Antigenic variation in African trypanosomes: DNA rearrangements program immune evasion Marilyn Parsons, Richard G. Nelson and Nina Agabian Individual B cells express only one of the many variable-region genes of the VH gene repertoire. Likewise, individual African trypanosomes express only one surface-antigen gene of the large surface-antigen gene repertoire. In both kinds of cells, expression is controlled at the level of transcriptional activation and has been shown to involve rearrangement of genomic DNA. Here, Nina Agabian and her colleagues review recent studies on the molecular mechanisms controlling trypanosome suorace-antigen gene expression. The phenomenon of antigenic variation in African trypanosomiasis or sleeping sickness has fascinated parasitologists, immunologists and, more recently, molecular biologists since its description in 1909 by Paul Ehrtich 1. The waves of parasitemia characteristic of this chronic disease of man and his domestic animals were hypothesized to result from the successive proliferation of antigenically distinct trypanosome populations. As antibody to one antigen type neutralized those cells, the fraction of trypanosomes expressing a different antigen would survive and proliferate to elicit, in time, another antibody response. This hypothesis has been amply

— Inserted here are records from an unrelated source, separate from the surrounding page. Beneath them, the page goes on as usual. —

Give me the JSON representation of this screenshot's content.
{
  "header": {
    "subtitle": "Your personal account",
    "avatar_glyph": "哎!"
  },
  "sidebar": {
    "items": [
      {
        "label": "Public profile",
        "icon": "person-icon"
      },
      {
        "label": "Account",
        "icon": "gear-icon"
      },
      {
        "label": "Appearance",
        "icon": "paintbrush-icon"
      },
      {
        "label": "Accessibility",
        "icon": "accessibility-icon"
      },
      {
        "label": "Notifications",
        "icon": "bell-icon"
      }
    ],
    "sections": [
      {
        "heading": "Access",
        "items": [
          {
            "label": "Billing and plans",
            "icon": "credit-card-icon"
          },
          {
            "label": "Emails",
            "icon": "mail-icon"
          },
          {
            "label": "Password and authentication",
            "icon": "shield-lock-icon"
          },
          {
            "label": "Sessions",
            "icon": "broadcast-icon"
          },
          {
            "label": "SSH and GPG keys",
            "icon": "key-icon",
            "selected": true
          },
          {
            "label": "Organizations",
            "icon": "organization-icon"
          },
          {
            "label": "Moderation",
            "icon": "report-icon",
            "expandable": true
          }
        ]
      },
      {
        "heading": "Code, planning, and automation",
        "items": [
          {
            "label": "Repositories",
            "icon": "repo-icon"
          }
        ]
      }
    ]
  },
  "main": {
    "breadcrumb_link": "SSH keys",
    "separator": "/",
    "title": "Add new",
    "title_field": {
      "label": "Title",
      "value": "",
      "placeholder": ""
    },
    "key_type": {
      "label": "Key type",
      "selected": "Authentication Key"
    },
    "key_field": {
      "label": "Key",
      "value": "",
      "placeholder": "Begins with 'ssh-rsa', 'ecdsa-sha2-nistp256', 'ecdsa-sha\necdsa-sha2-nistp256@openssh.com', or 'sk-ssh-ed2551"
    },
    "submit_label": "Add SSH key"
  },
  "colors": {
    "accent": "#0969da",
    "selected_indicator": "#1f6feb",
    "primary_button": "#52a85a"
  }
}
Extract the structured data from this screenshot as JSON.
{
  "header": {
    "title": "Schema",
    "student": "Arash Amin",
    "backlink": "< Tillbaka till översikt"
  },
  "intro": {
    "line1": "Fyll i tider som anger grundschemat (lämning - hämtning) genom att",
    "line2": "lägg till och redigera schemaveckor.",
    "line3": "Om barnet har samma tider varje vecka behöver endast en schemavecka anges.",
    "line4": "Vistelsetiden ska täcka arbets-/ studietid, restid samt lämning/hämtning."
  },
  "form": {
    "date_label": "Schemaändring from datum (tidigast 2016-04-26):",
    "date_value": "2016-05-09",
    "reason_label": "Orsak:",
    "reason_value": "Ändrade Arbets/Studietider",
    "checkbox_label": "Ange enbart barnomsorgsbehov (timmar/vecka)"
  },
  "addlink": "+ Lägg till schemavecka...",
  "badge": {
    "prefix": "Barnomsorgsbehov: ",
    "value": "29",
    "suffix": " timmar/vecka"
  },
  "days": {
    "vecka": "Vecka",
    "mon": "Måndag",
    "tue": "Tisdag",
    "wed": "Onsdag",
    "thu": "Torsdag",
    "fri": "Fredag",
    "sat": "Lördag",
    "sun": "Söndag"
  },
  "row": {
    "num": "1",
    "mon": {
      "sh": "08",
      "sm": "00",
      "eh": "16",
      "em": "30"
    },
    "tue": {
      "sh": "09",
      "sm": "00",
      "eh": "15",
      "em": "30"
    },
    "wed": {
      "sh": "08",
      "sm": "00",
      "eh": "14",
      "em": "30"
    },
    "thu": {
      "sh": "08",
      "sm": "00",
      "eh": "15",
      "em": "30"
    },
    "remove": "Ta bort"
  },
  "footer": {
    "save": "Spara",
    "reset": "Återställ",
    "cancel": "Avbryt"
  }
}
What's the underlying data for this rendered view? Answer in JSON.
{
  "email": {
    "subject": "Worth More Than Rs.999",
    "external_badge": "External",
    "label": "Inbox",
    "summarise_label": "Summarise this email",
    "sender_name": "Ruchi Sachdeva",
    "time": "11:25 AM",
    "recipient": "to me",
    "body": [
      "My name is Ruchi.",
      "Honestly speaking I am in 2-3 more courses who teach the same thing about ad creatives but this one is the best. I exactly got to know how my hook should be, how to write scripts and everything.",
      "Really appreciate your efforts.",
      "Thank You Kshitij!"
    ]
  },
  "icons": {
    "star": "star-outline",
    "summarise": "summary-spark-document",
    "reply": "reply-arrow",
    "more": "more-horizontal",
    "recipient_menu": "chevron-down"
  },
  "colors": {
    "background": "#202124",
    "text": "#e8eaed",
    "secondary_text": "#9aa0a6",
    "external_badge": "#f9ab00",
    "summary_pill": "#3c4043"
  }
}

Department of Biochemistry SJ-70, Washington, Seattle, WA 98195, USA.
confirmed in the subsequent decades of research. The molecules responsible for antigenic variation are a family of membrane glycoproteins ranging from 55 000 to 65 000 in molecular weight L At any one time, only one of these proteins is expressed and it covers the surface of the protozoan to the exclusion of all other antigens. This protein, termed the variant surface glycoprotein (VSG), is distinct and characteristic for each trypanosome variant antigen type (VAT); each V S G is encoded by a separate structural gene. V S G protein structure and synthesis have recently been reviewed s. In this review, we will discuss the recent work of several laboratories aimed at elucidating the molecular mechanisms which mandate the expression of a single gene from the vast VSG gene repertoire and which regulate the expression of these © 1984,ElsevierSciencePublisher~B.V.,Amsterdain 0167- 4919/841502.00